Model Overview

Participating state Medicaid agencies (SMAs) will receive up to $17 million over the 10-year period to develop a value-based alternative payment model for maternity care services, with the intention of improving quality and health outcomes and promoting the long-term sustainability of services. TMaH will focus on three pillars, with a range of solutions outlined for each.

PillarModel Solutions
Access to care, infrastructure, and workforce capacityIncrease access to birth centers and midwives.Increase access to perinatal community health workers and doulasEnhance data collection, exchange, and linkage through improvements in electronic health records and health information exchanges
Quality improvement and safetyImplement patient safety bundles or specific protocols that promote the reduction of avoidable procedures and lead to improved outcomesPromote achieving “birthing friendly” designationIntroduce option to promote shared decision making between mothers and providers
Whole-person care deliveryInstitute evidence-based medical and social risk assessment to drive risk-appropriate careDeliver care consistent with individual preferencesRoutinely screening and follow-up care for perinatal depression, anxiety, tobacco, and substance use during prenatal and postpartum periodsIncorporate home monitoring and telehealth technology for birthing people who have medical conditions, such as gestational diabetes and hypertension, that complicate pregnanciesRoutinely screening and follow-up care for health-related social needs (HSRNs)Establish reliable referral pathways to and from community-based organizations (CBOs) to address HSRNsDevelop and implement health equity plans as well as cultural competency technical assistance for providers

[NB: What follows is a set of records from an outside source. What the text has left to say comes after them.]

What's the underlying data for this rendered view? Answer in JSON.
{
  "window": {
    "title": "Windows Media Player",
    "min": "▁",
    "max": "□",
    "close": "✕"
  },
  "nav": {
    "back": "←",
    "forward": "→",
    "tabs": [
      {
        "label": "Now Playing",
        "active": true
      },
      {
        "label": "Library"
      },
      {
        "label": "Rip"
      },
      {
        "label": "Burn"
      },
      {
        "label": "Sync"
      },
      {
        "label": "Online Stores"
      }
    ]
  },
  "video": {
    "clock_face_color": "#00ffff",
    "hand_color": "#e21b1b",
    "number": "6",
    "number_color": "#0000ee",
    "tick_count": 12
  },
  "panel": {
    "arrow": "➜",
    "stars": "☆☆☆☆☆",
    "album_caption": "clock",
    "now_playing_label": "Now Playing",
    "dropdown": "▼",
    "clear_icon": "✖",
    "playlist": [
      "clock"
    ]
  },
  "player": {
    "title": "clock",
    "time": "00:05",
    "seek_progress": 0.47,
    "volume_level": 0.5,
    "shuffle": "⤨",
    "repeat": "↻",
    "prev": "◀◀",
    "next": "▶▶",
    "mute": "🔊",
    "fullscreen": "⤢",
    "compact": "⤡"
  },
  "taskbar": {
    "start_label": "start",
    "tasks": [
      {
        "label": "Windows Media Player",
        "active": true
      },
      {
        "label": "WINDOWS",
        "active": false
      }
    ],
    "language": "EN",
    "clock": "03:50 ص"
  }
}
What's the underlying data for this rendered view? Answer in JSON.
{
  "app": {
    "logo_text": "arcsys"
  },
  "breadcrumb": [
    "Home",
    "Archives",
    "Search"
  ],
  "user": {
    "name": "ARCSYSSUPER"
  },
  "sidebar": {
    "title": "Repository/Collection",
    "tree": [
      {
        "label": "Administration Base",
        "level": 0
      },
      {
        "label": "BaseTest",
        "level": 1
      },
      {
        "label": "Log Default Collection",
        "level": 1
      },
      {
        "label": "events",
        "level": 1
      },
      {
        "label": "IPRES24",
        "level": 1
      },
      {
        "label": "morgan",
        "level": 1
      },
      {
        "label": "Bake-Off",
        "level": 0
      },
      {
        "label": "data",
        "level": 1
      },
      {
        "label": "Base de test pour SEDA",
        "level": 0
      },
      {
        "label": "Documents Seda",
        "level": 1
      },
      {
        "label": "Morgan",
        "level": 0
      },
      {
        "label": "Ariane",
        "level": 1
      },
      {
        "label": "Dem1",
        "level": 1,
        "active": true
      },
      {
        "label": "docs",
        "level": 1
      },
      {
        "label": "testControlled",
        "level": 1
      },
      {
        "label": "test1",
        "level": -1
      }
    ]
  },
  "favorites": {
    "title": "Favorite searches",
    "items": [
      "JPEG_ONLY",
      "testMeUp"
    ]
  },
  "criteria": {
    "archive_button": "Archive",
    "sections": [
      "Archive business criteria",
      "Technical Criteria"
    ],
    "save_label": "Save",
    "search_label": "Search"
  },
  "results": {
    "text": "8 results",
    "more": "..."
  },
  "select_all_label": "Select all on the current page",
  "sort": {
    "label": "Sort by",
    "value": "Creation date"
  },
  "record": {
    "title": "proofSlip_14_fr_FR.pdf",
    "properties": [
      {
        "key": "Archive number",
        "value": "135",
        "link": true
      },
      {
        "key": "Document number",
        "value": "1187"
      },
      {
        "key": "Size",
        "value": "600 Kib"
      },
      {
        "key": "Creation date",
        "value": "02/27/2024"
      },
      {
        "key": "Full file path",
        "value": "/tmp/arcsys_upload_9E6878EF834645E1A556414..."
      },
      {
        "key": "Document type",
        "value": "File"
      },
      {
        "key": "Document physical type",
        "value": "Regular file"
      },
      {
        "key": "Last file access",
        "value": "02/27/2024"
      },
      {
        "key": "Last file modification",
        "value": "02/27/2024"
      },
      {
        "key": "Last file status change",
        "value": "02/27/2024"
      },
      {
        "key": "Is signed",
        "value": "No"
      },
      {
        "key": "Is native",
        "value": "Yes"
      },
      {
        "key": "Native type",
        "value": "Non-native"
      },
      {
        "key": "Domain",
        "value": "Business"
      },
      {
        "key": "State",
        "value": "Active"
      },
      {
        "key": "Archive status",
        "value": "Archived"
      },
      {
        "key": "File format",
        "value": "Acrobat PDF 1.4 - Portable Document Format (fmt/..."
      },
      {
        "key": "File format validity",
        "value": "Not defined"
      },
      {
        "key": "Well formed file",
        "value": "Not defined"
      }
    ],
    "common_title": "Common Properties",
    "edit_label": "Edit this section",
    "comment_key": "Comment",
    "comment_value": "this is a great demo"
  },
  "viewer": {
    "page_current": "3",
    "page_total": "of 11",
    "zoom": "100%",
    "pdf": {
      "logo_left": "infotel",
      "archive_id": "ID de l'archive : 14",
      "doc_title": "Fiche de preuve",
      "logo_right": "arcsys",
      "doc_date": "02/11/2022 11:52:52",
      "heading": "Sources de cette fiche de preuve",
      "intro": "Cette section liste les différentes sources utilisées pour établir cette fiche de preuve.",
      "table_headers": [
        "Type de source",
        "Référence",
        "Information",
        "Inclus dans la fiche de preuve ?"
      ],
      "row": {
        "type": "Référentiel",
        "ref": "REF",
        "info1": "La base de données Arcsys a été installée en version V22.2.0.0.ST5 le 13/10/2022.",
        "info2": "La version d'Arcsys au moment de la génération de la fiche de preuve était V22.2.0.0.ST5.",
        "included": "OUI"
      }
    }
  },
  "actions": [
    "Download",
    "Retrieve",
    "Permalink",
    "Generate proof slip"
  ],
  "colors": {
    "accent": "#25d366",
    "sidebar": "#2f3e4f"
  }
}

The TMaH model is designed to support birthing persons along their care journey, expanding continuity, and improving outcomes.

The Model will have two phases for participating SMAs:

  • Pre-Implementation: A 3-year period during which states receive targeted technical assistance to achieve pre-implementation milestones prior to the implementation phase.
  • Implementation: A 7-year period where the SMAs (as the awardee) implement the program with critical partners, such as Managed Care Organizations (MCOs), Perinatal Quality Collaboratives, hospitals, birth centers, health centers and rural health clinics, maternity care providers and community-based organizations.

The model also requires a health equity plan, which has been a consistent requirement across models from the Innovation Center. Awardees must develop a plan that addresses disparities among underserved populations, such as racial and ethnic groups and people living in rural areas, who are at higher risk for poor maternal outcomes.

TMaH Opportunities and Considerations

The model offers states resources and technical assistance to develop value-based alternative payment model to support whole-person pregnancy, birth, and post-partum care and improved outcomes. Many SMAs are already working on programs to innovate care and payment, and the TMaH is an opportunity to expand and accelerate those programs.

The model offers an opportunity for states that have not expanded post-partum coverage or added doula benefits to adopt these policies with the funding and technical assistance to support their efforts.

SMAs interested in this opportunity may want to evaluate their application readiness and pre-plan for the application.

What’s next?

CMS is expected to release a Notice of Funding Opportunity (NOFO) in Spring 2024, and the application will be due in Summer 2024.

The HMA team will continue to evaluate the TMaH model as more information becomes available. For more information, contact Amy Bassano ([email protected]), Melissa Mannon ([email protected]), and Andrea Maresca ([email protected]).